_Aim of the task:_
Some lines hold the string "show". Copy all of them from the material that follows.

_Data for review:_
────────

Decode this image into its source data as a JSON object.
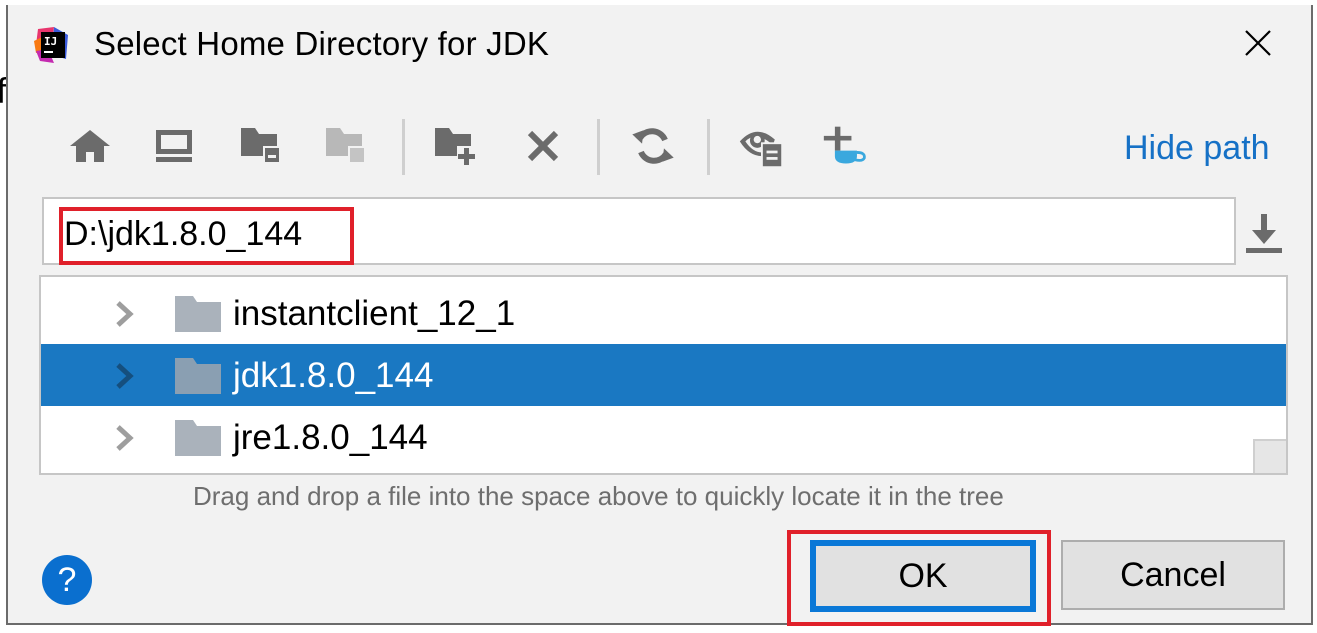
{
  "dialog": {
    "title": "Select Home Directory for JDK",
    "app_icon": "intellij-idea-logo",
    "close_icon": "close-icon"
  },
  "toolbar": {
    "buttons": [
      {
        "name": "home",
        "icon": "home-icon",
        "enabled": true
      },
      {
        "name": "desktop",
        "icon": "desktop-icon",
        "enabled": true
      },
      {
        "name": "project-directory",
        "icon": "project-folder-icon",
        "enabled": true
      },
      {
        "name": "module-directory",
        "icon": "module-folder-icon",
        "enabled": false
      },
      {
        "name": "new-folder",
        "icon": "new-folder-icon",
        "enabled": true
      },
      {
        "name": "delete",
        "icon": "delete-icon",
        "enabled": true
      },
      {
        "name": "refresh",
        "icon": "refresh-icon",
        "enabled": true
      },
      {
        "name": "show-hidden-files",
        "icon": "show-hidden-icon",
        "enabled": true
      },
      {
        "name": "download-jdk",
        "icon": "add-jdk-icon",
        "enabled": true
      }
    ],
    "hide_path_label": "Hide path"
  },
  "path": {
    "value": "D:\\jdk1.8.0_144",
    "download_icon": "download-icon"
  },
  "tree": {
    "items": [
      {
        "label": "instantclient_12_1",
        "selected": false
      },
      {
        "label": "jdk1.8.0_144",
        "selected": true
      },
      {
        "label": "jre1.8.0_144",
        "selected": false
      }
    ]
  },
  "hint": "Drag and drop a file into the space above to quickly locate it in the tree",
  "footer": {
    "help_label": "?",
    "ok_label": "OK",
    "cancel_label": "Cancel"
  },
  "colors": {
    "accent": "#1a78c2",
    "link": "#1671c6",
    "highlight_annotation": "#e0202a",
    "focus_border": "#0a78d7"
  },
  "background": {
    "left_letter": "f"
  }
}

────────

_Answer for this exercise:_
        "name": "show-hidden-files",
        "icon": "show-hidden-icon",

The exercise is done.